◆ **Data about app and page elements**:
++++++++
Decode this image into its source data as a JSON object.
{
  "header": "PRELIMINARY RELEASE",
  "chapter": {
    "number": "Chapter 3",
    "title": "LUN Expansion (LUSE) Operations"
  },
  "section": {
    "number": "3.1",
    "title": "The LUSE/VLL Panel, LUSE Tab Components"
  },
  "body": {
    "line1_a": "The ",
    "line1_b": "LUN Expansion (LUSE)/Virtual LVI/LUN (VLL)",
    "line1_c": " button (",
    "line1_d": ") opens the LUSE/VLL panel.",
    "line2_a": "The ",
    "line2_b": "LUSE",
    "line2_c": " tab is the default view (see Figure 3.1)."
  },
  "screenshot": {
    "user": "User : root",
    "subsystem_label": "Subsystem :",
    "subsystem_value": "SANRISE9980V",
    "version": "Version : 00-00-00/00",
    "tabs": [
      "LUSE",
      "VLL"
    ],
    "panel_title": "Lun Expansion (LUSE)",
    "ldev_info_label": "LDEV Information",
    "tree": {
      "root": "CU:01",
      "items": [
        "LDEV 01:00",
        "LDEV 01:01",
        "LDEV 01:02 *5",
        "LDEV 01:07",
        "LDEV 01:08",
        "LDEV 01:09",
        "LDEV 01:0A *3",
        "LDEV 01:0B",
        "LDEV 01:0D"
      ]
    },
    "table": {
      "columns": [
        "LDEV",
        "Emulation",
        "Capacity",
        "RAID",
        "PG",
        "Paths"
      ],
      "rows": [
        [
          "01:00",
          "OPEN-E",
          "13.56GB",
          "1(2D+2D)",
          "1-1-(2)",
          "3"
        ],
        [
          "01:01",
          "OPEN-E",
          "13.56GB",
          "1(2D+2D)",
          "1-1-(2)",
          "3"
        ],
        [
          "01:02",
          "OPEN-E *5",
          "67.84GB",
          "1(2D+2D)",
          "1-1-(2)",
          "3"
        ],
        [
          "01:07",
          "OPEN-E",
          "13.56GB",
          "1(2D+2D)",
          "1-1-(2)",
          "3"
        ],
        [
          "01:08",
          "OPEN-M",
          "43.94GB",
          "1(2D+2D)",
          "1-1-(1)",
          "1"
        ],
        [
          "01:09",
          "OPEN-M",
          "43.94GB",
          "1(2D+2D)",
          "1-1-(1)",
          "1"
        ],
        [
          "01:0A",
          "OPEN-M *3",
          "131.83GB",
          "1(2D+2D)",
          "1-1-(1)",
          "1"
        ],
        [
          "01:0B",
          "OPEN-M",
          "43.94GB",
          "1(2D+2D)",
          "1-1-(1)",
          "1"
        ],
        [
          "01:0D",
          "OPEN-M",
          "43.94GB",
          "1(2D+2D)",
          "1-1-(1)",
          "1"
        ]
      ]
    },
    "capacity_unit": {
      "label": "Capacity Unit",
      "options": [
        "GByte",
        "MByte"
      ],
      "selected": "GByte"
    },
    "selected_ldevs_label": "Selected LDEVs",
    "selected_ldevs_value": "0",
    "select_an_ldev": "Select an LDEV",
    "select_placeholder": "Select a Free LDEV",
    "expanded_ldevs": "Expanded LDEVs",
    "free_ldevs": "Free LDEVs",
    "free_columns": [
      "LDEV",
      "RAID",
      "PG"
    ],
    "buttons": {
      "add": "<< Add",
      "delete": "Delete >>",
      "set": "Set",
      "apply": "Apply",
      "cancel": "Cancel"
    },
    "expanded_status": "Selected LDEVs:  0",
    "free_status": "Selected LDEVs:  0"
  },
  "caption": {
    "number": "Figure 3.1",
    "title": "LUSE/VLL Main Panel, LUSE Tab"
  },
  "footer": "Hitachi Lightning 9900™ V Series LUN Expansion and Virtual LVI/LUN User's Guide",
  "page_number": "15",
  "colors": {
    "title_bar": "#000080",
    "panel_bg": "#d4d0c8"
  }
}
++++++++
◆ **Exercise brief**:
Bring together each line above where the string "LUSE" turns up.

◆ **Exercise output**:
    "title": "LUN Expansion (LUSE) Operations"
    "title": "The LUSE/VLL Panel, LUSE Tab Components"
    "line1_b": "LUN Expansion (LUSE)/Virtual LVI/LUN (VLL)",
    "line1_d": ") opens the LUSE/VLL panel.",
    "line2_b": "LUSE",
      "LUSE",
    "panel_title": "Lun Expansion (LUSE)",
    "title": "LUSE/VLL Main Panel, LUSE Tab"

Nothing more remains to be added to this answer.